[WHAT THIS TASK INVOLVES] Reproduce the entries that follow verbatim, down to the final line.

[TASK DATA]
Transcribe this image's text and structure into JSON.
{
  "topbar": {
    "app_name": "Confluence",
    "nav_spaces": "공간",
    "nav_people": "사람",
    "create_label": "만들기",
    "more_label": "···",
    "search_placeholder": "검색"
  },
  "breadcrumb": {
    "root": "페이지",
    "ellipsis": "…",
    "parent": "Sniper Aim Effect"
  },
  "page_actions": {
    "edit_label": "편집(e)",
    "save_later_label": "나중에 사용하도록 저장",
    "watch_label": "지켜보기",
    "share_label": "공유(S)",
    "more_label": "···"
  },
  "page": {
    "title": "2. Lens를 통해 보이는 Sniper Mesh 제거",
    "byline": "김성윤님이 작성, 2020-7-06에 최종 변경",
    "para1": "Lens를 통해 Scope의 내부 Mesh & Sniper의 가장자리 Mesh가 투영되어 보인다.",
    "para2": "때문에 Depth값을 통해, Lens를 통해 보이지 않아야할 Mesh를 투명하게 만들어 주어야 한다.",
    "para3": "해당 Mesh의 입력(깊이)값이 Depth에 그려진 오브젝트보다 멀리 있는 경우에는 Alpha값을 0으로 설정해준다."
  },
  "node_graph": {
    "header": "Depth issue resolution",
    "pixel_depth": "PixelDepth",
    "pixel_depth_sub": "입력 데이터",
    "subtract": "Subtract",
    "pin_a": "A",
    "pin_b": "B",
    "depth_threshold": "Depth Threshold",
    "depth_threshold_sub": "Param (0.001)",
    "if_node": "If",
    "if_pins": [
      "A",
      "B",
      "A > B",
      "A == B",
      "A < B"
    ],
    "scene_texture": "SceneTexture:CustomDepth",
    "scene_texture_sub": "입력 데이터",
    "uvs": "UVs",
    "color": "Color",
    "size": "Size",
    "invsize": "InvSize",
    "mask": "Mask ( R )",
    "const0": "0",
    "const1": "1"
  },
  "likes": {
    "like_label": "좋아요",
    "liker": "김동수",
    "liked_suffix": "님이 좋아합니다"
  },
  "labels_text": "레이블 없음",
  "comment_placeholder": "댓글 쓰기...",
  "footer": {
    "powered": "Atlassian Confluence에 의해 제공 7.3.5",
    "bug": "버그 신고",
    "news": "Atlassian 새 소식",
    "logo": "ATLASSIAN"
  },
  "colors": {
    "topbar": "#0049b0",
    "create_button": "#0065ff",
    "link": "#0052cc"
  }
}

[ANSWER SPACE]
Transcribe this image's text and structure into JSON.
{
  "topbar": {
    "app_name": "Confluence",
    "nav_spaces": "공간",
    "nav_people": "사람",
    "create_label": "만들기",
    "more_label": "···",
    "search_placeholder": "검색"
  },
  "breadcrumb": {
    "root": "페이지",
    "ellipsis": "…",
    "parent": "Sniper Aim Effect"
  },
  "page_actions": {
    "edit_label": "편집(e)",
    "save_later_label": "나중에 사용하도록 저장",
    "watch_label": "지켜보기",
    "share_label": "공유(S)",
    "more_label": "···"
  },
  "page": {
    "title": "2. Lens를 통해 보이는 Sniper Mesh 제거",
    "byline": "김성윤님이 작성, 2020-7-06에 최종 변경",
    "para1": "Lens를 통해 Scope의 내부 Mesh & Sniper의 가장자리 Mesh가 투영되어 보인다.",
    "para2": "때문에 Depth값을 통해, Lens를 통해 보이지 않아야할 Mesh를 투명하게 만들어 주어야 한다.",
    "para3": "해당 Mesh의 입력(깊이)값이 Depth에 그려진 오브젝트보다 멀리 있는 경우에는 Alpha값을 0으로 설정해준다."
  },
  "node_graph": {
    "header": "Depth issue resolution",
    "pixel_depth": "PixelDepth",
    "pixel_depth_sub": "입력 데이터",
    "subtract": "Subtract",
    "pin_a": "A",
    "pin_b": "B",
    "depth_threshold": "Depth Threshold",
    "depth_threshold_sub": "Param (0.001)",
    "if_node": "If",
    "if_pins": [
      "A",
      "B",
      "A > B",
      "A == B",
      "A < B"
    ],
    "scene_texture": "SceneTexture:CustomDepth",
    "scene_texture_sub": "입력 데이터",
    "uvs": "UVs",
    "color": "Color",
    "size": "Size",
    "invsize": "InvSize",
    "mask": "Mask ( R )",
    "const0": "0",
    "const1": "1"
  },
  "likes": {
    "like_label": "좋아요",
    "liker": "김동수",
    "liked_suffix": "님이 좋아합니다"
  },
  "labels_text": "레이블 없음",
  "comment_placeholder": "댓글 쓰기...",
  "footer": {
    "powered": "Atlassian Confluence에 의해 제공 7.3.5",
    "bug": "버그 신고",
    "news": "Atlassian 새 소식",
    "logo": "ATLASSIAN"
  },
  "colors": {
    "topbar": "#0049b0",
    "create_button": "#0065ff",
    "link": "#0052cc"
  }
}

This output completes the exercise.